Lane complimented the Chamber on its Shop Local campaign adopted in 2014 but said "the city needs to do that too."

Lane suggested the city needs to go through each purchase to track where it's been made to determine if the products or services can be accomplished in Ceres.

"Are we reaching out (to Ceres businesses) or are we saying we can get it cheaper somewhere else?" Lane asked rhetorically.

He also commented that the school district and sports leagues try to spend money locally.

Wells said the city has discretion where to make purchases of under $2,000 since it does not need to go to multiple bids. Contracting for services are a different matter, he said, noting local preference cannot legally be applied to public works contracts.

Parson's recent complaint centered on the matter of signs for the park, which were ordered as part of a Public Works Department contract.

Wells said the city strives to purchase "the best product for best price purchased locally."

"We get all three of those and we've made the perfect purchase," said Wells. "Is that always possible? Unfortunately not. Generally speaking, staff considers the local..."

Mayor Chris Vierra said he wants to see where the city has more opportunity to purchase locally, suggesting an ad hoc committee to sit down with staff. He suggested also developing a list of Ceres businesses and what they sell and "engage those businesses."

"I know things must not be working well because when we hear so many different people say, ‘That was a great article. Yeah I'm not seeing any business either,' it tells me we need to do a better job."

Wells told the council it would be better to load the council up with all the details about procurement details before it decides on an ad hoc committee.

Ceres Chamber of Commerce President Renee Ledbetter offered to help the city by surveying Chamber members and all businesses.

The council suggested a review of all purchases for fiscal year 2014-15 to see where the city spent money. Finance Director Suzanne Dean said the process would be very time intensive since it would include a review of 30 to 40 Visa credit card statements.

Dean noted that city staff trades a lot with Walmart, Home Depot, Ace Hardware and Cost Less Foods and other local grocery stores in Ceres and that fire department personnel spends a lot with Costco in Turlock.

After the meeting Vierra wondered if the city could avoid shopping at Costco by seeing is Ceres retailers like Walmart of Kmart could cut some purchase deals.

In 2015 the Ceres Chamber of Commerce produced a video on which promotes its Shop Local campaign and its message of "Shift 10 when you spend."

The one minute, 30-second video features a number of city employees in their work settings and holding an erasable white board highlighting the services that sales tax dollars support. The video shows a Ceres firefighter, Ceres Police Sgt. Pat Crane, seniors exercising, Recreation Supervisor Traci Farris, a parks worker and children playing in the park. It also directs persons to check out the Chamber's message at

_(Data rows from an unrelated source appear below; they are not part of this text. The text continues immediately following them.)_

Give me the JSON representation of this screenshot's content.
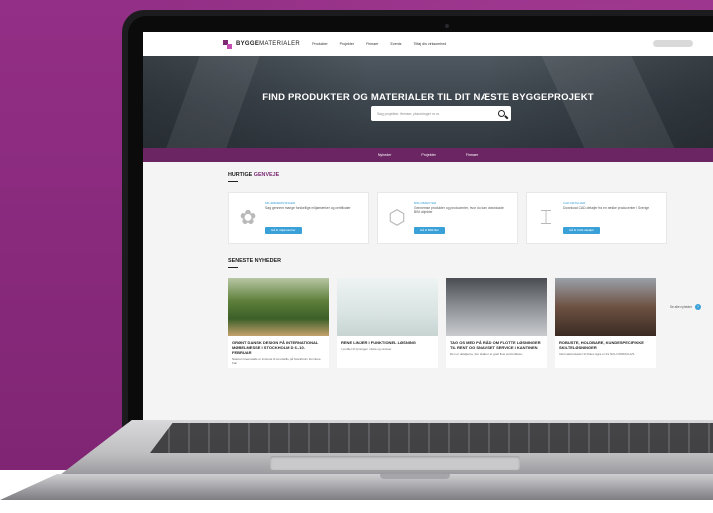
{
  "colors": {
    "background": "#8a2a7c",
    "brand": "#7b2a73",
    "subnav": "#6b2563",
    "accent": "#3aa0d8"
  },
  "nav": {
    "logo_bold": "BYGGE",
    "logo_light": "MATERIALER",
    "items": [
      "Produkter",
      "Projekter",
      "Firmaer",
      "Events",
      "Tilføj din virksomhed"
    ]
  },
  "hero": {
    "title": "FIND PRODUKTER OG MATERIALER TIL DIT NÆSTE BYGGEPROJEKT",
    "search_placeholder": "Søg projekter, firmaer, placeringer m.m."
  },
  "subnav": {
    "items": [
      "Nyheder",
      "Projekter",
      "Firmaer"
    ]
  },
  "shortcuts": {
    "title_prefix": "HURTIGE",
    "title_highlight": "GENVEJE",
    "cards": [
      {
        "icon": "flower-icon",
        "label": "Miljømærkninger",
        "text": "Søg gennem mange forskellige miljømærker og certificater",
        "button": "Gå til miljømærker"
      },
      {
        "icon": "cube-icon",
        "label": "BIM-objekter",
        "text": "Gennemse produkter og producenter, hvor du kan downloade BIM objekter",
        "button": "Gå til BIM-filer"
      },
      {
        "icon": "cad-icon",
        "label": "CAD-detaljer",
        "text": "Download CAD-detaljer fra en række producenter i Sverige",
        "button": "Gå til CAD-detaljer"
      }
    ]
  },
  "news": {
    "title": "SENESTE NYHEDER",
    "see_all": "Se alle nyheder",
    "cards": [
      {
        "title": "GRØNT DANSK DESIGN PÅ INTERNATIONAL MØBELMESSE I STOCKHOLM D 6.-10. FEBRUAR",
        "text": "Naturel Greenwalls er inviteret til at udstille på Stockholm Furniture Fair"
      },
      {
        "title": "RENE LINJER I FUNKTIONEL LØSNING",
        "text": "I profiler til fyrningen i døre og vinduer"
      },
      {
        "title": "TAG OS MED PÅ RÅD OM FLOTTE LØSNINGER TIL RENT OG SNAVSET SERVICE I KANTINEN",
        "text": "Den er detaljerne, der skaber et godt flow ved buffeten"
      },
      {
        "title": "ROBUSTE, HOLDBARE, KUNDESPECIFIKKE SKILTELØSNINGER",
        "text": "Informationstavler til Rolex Agra er fra NCH ORRICA A/S"
      }
    ]
  }
}
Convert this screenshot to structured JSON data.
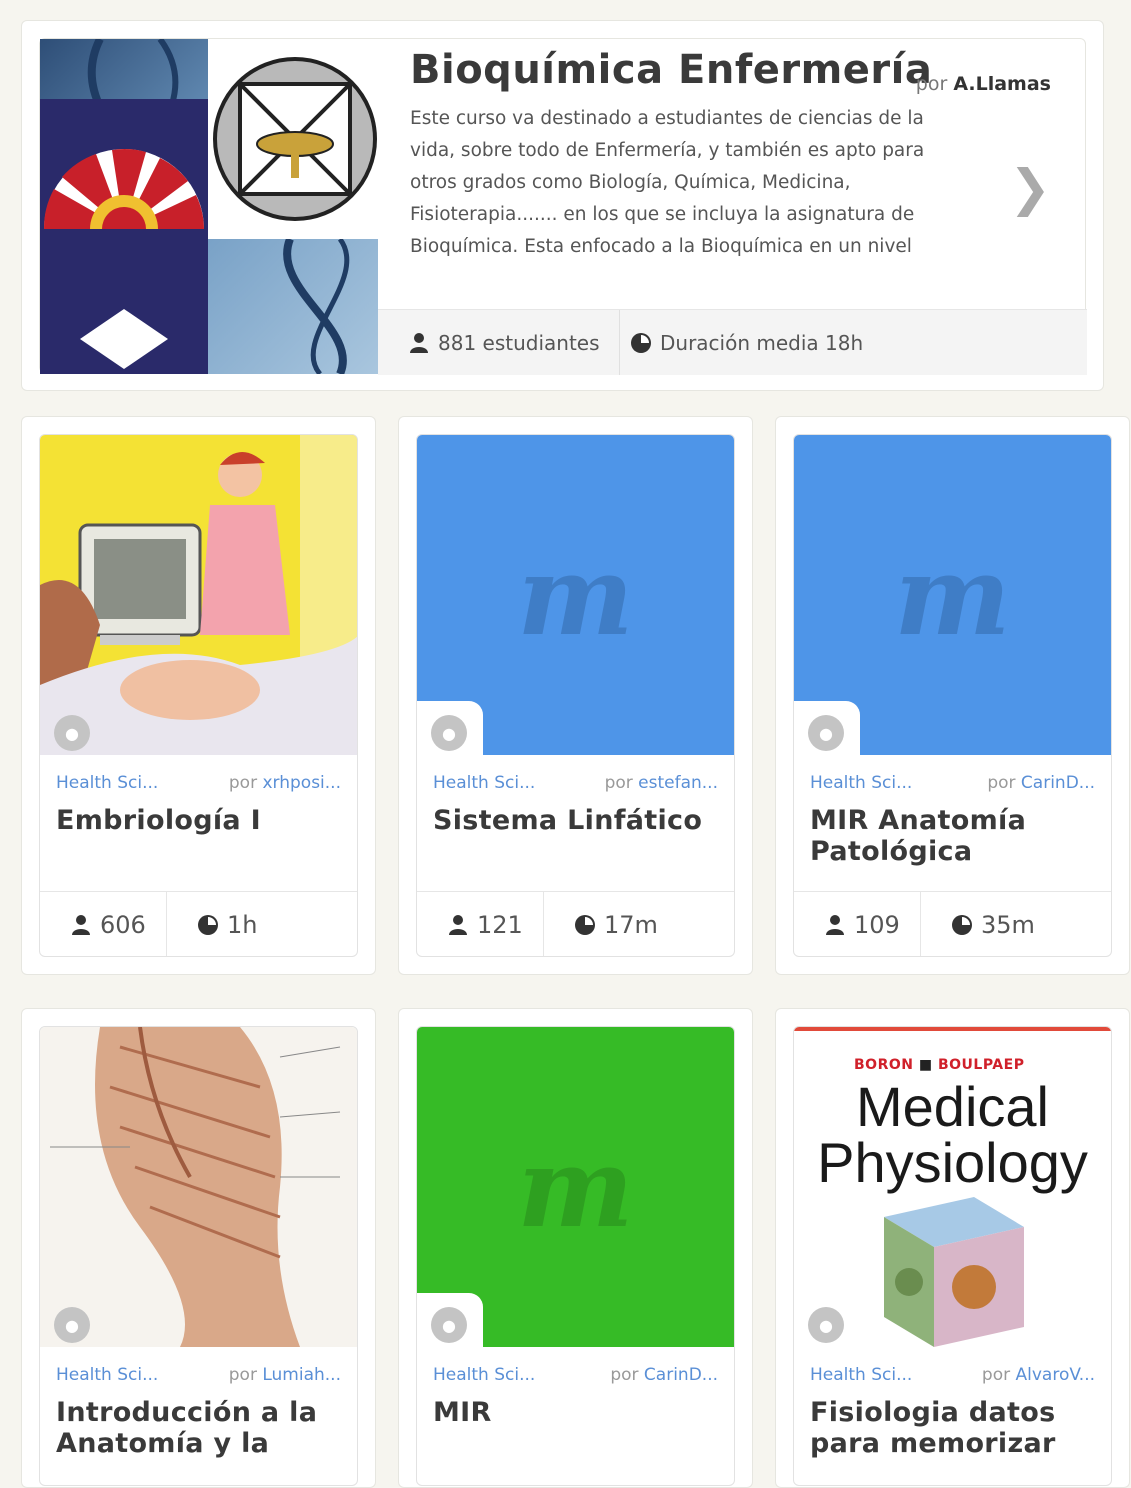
{
  "featured": {
    "title": "Bioquímica Enfermería",
    "by_prefix": "por",
    "author": "A.Llamas",
    "description": "Este curso va destinado a estudiantes de ciencias de la vida, sobre todo de Enfermería, y también es apto para otros grados como Biología, Química, Medicina, Fisioterapia....... en los que se incluya la asignatura de Bioquímica. Esta enfocado a la Bioquímica en un nivel",
    "students": "881 estudiantes",
    "duration": "Duración media 18h",
    "next_icon": "chevron-right-icon"
  },
  "courses": [
    {
      "category": "Health Sci...",
      "by_prefix": "por",
      "author": "xrhposi...",
      "title": "Embriología I",
      "students": "606",
      "duration": "1h"
    },
    {
      "category": "Health Sci...",
      "by_prefix": "por",
      "author": "estefan...",
      "title": "Sistema Linfático",
      "students": "121",
      "duration": "17m",
      "placeholder_color": "#4e95e8",
      "logo_color": "#3f7dc6"
    },
    {
      "category": "Health Sci...",
      "by_prefix": "por",
      "author": "CarinD...",
      "title": "MIR Anatomía Patológica",
      "students": "109",
      "duration": "35m",
      "placeholder_color": "#4e95e8",
      "logo_color": "#3f7dc6"
    },
    {
      "category": "Health Sci...",
      "by_prefix": "por",
      "author": "Lumiah...",
      "title": "Introducción a la Anatomía y la"
    },
    {
      "category": "Health Sci...",
      "by_prefix": "por",
      "author": "CarinD...",
      "title": "MIR",
      "placeholder_color": "#36bb26",
      "logo_color": "#2ea020"
    },
    {
      "category": "Health Sci...",
      "by_prefix": "por",
      "author": "AlvaroV...",
      "title": "Fisiologia datos para memorizar",
      "cover": {
        "authors_left": "BORON",
        "authors_right": "BOULPAEP",
        "line1": "Medical",
        "line2": "Physiology"
      }
    }
  ],
  "m_logo": "m",
  "icons": {
    "user": "user-icon",
    "clock": "clock-icon",
    "tag": "tag-icon"
  }
}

In 2014 the Ceres Chamber of Commerce came up with a public relations campaign designed to get Ceres residents and workers to make an effort to spend their money in Ceres rather than first run off to Modesto, Turlock or other larger cities with increased shopping opportunities.

Chamber President Renee Ledbetter said that shifting an additional 10 percent of their spending dollars here in Ceres "will really make a huge difference" in the revenue stream received by the city for spending on essential services.

The city raked in $4.8 million in its portion of the sales tax revenue collected in Ceres for the 2013-14 fiscal year. Ledbetter said the city would stand to gain $480,000 in additional tax dollars if Ceres residents spent 10 percent more shopping dollars to Ceres merchants.

The Chamber also arranged for a Shop Local message on the large billboard west of Highway 99 just south of Whitmore Avenue as well as on canvas shopping bags.

"The idea is to bring dollars that are spent back into the community in forms of services the city provides through sales tax dollars," said Ledbetter.

She acknowledges that Ceres merchants do not sell everyone one may need but "for certain things we're asking them to start thinking on a local level."